The out basket: None thought it to be much of a threat.

Brad Benfield of the Department of Licensing said, “This is an issue that came up a couple years ago, but I don’t get the sense that it’s a widespread problem or any more concerning than mail theft or other types of potential ID crime.”

Thieves had broken into cars at a movie theater and taken the registration and garage door opener, he recalled. “That way they would have the home address, a key, and knowledge the owners wouldn’t be home for at least an hour,” he said.

“From a document standpoint, a registration certificate just has a name and address on it – no driver license number or Social Security number. I don’t think it would be a highly valuable document for ID fraud purposes.”

And yes, they charge $5 for a replacement registration plus $5 more if at a subagent office.

Deputy Scott Wilson of the Kitsap County Sheriff’s Office said storing one’s registration in the trunk is not a recommended action.

“Should a driver advise an officer that the document is in the trunk it will, most likely, result in a request by the officer for a second unit to respond to the location as a back-up, unless the patrol vehicle is a two-officer unit.

“Law enforcement officers aren’t real keen on vehicle occupants rummaging around inside of a car or wanting to gain access to the vehicle’s trunk.
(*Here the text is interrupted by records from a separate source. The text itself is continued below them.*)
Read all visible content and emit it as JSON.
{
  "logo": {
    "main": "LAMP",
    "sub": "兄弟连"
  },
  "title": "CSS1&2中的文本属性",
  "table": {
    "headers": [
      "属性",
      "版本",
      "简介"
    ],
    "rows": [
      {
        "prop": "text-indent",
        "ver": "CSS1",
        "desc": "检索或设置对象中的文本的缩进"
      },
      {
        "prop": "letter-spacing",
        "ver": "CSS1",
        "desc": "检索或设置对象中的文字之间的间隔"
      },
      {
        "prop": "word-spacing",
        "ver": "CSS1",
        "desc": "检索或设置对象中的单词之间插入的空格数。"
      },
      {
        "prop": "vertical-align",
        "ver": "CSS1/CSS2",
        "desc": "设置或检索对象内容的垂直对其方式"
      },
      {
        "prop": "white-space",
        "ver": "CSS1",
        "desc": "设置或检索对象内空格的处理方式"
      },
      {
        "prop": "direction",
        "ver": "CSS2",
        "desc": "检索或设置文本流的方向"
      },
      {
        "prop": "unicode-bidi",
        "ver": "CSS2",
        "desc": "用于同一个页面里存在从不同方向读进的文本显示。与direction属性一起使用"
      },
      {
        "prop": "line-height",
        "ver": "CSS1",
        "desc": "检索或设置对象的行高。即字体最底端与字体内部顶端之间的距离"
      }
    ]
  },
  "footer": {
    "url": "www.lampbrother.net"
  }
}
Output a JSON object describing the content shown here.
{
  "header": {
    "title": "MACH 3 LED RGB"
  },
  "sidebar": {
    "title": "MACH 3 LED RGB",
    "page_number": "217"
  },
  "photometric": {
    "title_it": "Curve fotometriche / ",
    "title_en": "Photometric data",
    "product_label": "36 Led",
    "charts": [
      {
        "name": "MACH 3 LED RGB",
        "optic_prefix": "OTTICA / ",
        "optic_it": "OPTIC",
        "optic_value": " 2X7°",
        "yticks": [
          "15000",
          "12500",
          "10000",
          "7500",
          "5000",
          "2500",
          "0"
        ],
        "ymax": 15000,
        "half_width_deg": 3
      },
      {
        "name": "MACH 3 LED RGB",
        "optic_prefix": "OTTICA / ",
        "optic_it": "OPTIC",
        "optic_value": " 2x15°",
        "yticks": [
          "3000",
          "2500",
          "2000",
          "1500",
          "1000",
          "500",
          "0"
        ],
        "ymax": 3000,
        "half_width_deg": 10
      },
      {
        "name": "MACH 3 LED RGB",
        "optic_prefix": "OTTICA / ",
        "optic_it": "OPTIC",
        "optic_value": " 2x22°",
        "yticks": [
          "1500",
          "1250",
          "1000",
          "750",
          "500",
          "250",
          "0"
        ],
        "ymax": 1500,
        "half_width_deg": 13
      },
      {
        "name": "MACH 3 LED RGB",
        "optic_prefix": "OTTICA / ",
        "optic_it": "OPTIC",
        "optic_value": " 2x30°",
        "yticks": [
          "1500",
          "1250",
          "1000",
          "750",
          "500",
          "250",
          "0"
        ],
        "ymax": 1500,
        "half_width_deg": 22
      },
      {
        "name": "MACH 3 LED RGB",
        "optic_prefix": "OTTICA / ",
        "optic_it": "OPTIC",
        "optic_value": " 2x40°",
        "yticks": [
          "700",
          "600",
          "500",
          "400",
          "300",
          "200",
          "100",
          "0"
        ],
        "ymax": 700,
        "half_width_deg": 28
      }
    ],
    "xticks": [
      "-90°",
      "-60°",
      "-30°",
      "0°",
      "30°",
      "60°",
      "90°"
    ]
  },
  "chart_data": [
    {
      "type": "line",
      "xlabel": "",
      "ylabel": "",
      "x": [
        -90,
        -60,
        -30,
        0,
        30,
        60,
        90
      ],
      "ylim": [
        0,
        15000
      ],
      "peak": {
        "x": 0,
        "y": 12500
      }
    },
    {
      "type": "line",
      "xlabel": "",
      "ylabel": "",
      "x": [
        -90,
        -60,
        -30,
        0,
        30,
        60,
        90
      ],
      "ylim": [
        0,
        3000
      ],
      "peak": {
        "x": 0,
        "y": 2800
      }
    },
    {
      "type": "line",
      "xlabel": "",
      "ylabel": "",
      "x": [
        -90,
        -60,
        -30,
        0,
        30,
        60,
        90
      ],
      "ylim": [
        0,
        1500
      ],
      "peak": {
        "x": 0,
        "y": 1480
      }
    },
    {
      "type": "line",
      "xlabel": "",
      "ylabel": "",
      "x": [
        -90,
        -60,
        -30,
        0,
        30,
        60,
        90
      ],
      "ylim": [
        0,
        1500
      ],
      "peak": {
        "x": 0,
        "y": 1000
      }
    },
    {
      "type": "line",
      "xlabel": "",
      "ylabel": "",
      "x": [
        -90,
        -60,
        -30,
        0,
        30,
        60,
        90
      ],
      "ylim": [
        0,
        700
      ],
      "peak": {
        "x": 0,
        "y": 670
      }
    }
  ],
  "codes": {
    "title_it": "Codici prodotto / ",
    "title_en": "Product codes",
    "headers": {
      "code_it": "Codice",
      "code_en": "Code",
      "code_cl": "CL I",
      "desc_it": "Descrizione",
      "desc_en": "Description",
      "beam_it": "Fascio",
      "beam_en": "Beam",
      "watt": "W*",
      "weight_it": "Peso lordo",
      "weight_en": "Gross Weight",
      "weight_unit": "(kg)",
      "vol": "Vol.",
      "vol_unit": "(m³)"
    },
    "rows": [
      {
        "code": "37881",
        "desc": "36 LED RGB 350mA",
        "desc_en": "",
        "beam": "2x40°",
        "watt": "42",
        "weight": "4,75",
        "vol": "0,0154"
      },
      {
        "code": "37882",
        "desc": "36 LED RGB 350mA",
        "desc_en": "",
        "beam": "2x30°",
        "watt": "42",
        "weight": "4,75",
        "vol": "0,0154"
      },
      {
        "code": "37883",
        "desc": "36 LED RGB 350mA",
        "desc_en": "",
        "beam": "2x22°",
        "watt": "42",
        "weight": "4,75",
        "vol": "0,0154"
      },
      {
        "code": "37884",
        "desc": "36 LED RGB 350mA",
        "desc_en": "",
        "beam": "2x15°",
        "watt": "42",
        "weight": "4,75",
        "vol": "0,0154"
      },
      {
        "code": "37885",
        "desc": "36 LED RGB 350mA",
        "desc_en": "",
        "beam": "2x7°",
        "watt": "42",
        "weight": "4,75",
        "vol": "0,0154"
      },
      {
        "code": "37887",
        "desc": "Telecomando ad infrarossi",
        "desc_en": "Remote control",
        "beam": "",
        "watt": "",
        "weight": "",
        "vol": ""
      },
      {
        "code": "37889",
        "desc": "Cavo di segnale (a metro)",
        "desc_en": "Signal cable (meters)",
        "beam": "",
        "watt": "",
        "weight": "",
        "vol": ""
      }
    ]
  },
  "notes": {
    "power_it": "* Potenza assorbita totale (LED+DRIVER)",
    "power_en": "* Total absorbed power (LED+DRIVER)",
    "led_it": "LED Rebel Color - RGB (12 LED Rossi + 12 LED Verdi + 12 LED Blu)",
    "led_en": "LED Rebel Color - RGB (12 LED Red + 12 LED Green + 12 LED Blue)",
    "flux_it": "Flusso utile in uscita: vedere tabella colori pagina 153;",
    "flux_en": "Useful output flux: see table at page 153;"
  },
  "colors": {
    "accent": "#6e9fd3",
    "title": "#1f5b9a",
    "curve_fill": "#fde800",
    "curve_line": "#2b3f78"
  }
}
“Performing these actions probably would lengthen the time of the vehicle traffic stop,” he said.

State Trooper Russ Winger added, “We can’t have motorists getting in and out of vehicles on a regular basis. It’s dangerous traffic-wise and also for officer safety.

“In rare cases, we can run a DOL check and get the information we require. But we need to have that registration produced by the driver as a routine procedure.

“I personally doubt that the criminal activity you are talking about is a common problem, although I have heard the instance of the garage door opener theft. But that was long ago.

“If you weigh the risks involved, I think driver and officer safety is far more important.

“Keep the papers in your car, not the trunk though. You can also fold it up and keep it in your wallet or purse if it is that concerning to you. Most insurance companies provide wallet size ID cards or can, if requested.”

Scott also noted that using a post office box number for your registration address, if you have one, would frustrate such a crime.